- [Your task]
When a record holds a picture, leave the picture out and copy everything else exactly.

- [Extracted entries]
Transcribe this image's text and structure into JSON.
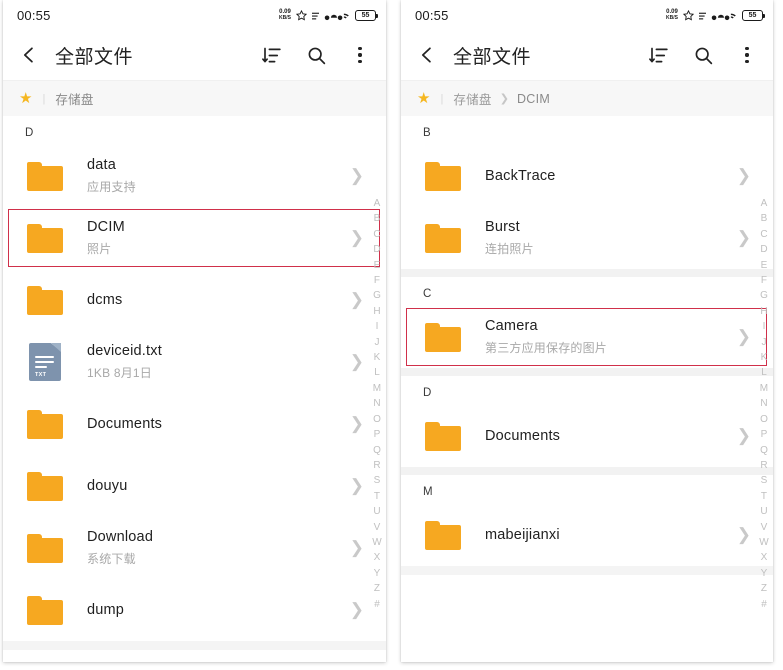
{
  "status_bar": {
    "clock": "00:55",
    "net_speed_value": "0.09",
    "net_speed_unit": "KB/S",
    "battery_percent": "55"
  },
  "app_bar": {
    "title": "全部文件",
    "back_icon": "chevron-left-icon",
    "sort_icon": "sort-icon",
    "search_icon": "search-icon",
    "more_icon": "more-vertical-icon"
  },
  "colors": {
    "folder": "#F6A821",
    "highlight": "#D0304A",
    "star": "#F5B721",
    "text": "#1F1F1F",
    "subtext": "#A8A8A8"
  },
  "alphabet_index": [
    "A",
    "B",
    "C",
    "D",
    "E",
    "F",
    "G",
    "H",
    "I",
    "J",
    "K",
    "L",
    "M",
    "N",
    "O",
    "P",
    "Q",
    "R",
    "S",
    "T",
    "U",
    "V",
    "W",
    "X",
    "Y",
    "Z",
    "#"
  ],
  "left_panel": {
    "breadcrumb": {
      "star_icon": "star-icon",
      "items": [
        {
          "label": "存储盘",
          "active": true
        }
      ]
    },
    "sections": [
      {
        "letter": "D",
        "items": [
          {
            "name": "data",
            "sub": "应用支持",
            "type": "folder",
            "highlighted": false
          },
          {
            "name": "DCIM",
            "sub": "照片",
            "type": "folder",
            "highlighted": true
          },
          {
            "name": "dcms",
            "sub": "",
            "type": "folder",
            "highlighted": false
          },
          {
            "name": "deviceid.txt",
            "sub": "1KB  8月1日",
            "type": "txt",
            "highlighted": false
          },
          {
            "name": "Documents",
            "sub": "",
            "type": "folder",
            "highlighted": false
          },
          {
            "name": "douyu",
            "sub": "",
            "type": "folder",
            "highlighted": false
          },
          {
            "name": "Download",
            "sub": "系统下载",
            "type": "folder",
            "highlighted": false
          },
          {
            "name": "dump",
            "sub": "",
            "type": "folder",
            "highlighted": false
          }
        ]
      }
    ]
  },
  "right_panel": {
    "breadcrumb": {
      "star_icon": "star-icon",
      "items": [
        {
          "label": "存储盘",
          "active": false
        },
        {
          "label": "DCIM",
          "active": true
        }
      ]
    },
    "sections": [
      {
        "letter": "B",
        "items": [
          {
            "name": "BackTrace",
            "sub": "",
            "type": "folder",
            "highlighted": false
          },
          {
            "name": "Burst",
            "sub": "连拍照片",
            "type": "folder",
            "highlighted": false
          }
        ]
      },
      {
        "letter": "C",
        "items": [
          {
            "name": "Camera",
            "sub": "第三方应用保存的图片",
            "type": "folder",
            "highlighted": true
          }
        ]
      },
      {
        "letter": "D",
        "items": [
          {
            "name": "Documents",
            "sub": "",
            "type": "folder",
            "highlighted": false
          }
        ]
      },
      {
        "letter": "M",
        "items": [
          {
            "name": "mabeijianxi",
            "sub": "",
            "type": "folder",
            "highlighted": false
          }
        ]
      }
    ]
  }
}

- [Output]
Transcribe this image's text and structure into JSON.
{
  "status_bar": {
    "clock": "00:55",
    "net_speed_value": "0.09",
    "net_speed_unit": "KB/S",
    "battery_percent": "55"
  },
  "app_bar": {
    "title": "全部文件",
    "back_icon": "chevron-left-icon",
    "sort_icon": "sort-icon",
    "search_icon": "search-icon",
    "more_icon": "more-vertical-icon"
  },
  "colors": {
    "folder": "#F6A821",
    "highlight": "#D0304A",
    "star": "#F5B721",
    "text": "#1F1F1F",
    "subtext": "#A8A8A8"
  },
  "alphabet_index": [
    "A",
    "B",
    "C",
    "D",
    "E",
    "F",
    "G",
    "H",
    "I",
    "J",
    "K",
    "L",
    "M",
    "N",
    "O",
    "P",
    "Q",
    "R",
    "S",
    "T",
    "U",
    "V",
    "W",
    "X",
    "Y",
    "Z",
    "#"
  ],
  "left_panel": {
    "breadcrumb": {
      "star_icon": "star-icon",
      "items": [
        {
          "label": "存储盘",
          "active": true
        }
      ]
    },
    "sections": [
      {
        "letter": "D",
        "items": [
          {
            "name": "data",
            "sub": "应用支持",
            "type": "folder",
            "highlighted": false
          },
          {
            "name": "DCIM",
            "sub": "照片",
            "type": "folder",
            "highlighted": true
          },
          {
            "name": "dcms",
            "sub": "",
            "type": "folder",
            "highlighted": false
          },
          {
            "name": "deviceid.txt",
            "sub": "1KB  8月1日",
            "type": "txt",
            "highlighted": false
          },
          {
            "name": "Documents",
            "sub": "",
            "type": "folder",
            "highlighted": false
          },
          {
            "name": "douyu",
            "sub": "",
            "type": "folder",
            "highlighted": false
          },
          {
            "name": "Download",
            "sub": "系统下载",
            "type": "folder",
            "highlighted": false
          },
          {
            "name": "dump",
            "sub": "",
            "type": "folder",
            "highlighted": false
          }
        ]
      }
    ]
  },
  "right_panel": {
    "breadcrumb": {
      "star_icon": "star-icon",
      "items": [
        {
          "label": "存储盘",
          "active": false
        },
        {
          "label": "DCIM",
          "active": true
        }
      ]
    },
    "sections": [
      {
        "letter": "B",
        "items": [
          {
            "name": "BackTrace",
            "sub": "",
            "type": "folder",
            "highlighted": false
          },
          {
            "name": "Burst",
            "sub": "连拍照片",
            "type": "folder",
            "highlighted": false
          }
        ]
      },
      {
        "letter": "C",
        "items": [
          {
            "name": "Camera",
            "sub": "第三方应用保存的图片",
            "type": "folder",
            "highlighted": true
          }
        ]
      },
      {
        "letter": "D",
        "items": [
          {
            "name": "Documents",
            "sub": "",
            "type": "folder",
            "highlighted": false
          }
        ]
      },
      {
        "letter": "M",
        "items": [
          {
            "name": "mabeijianxi",
            "sub": "",
            "type": "folder",
            "highlighted": false
          }
        ]
      }
    ]
  }
}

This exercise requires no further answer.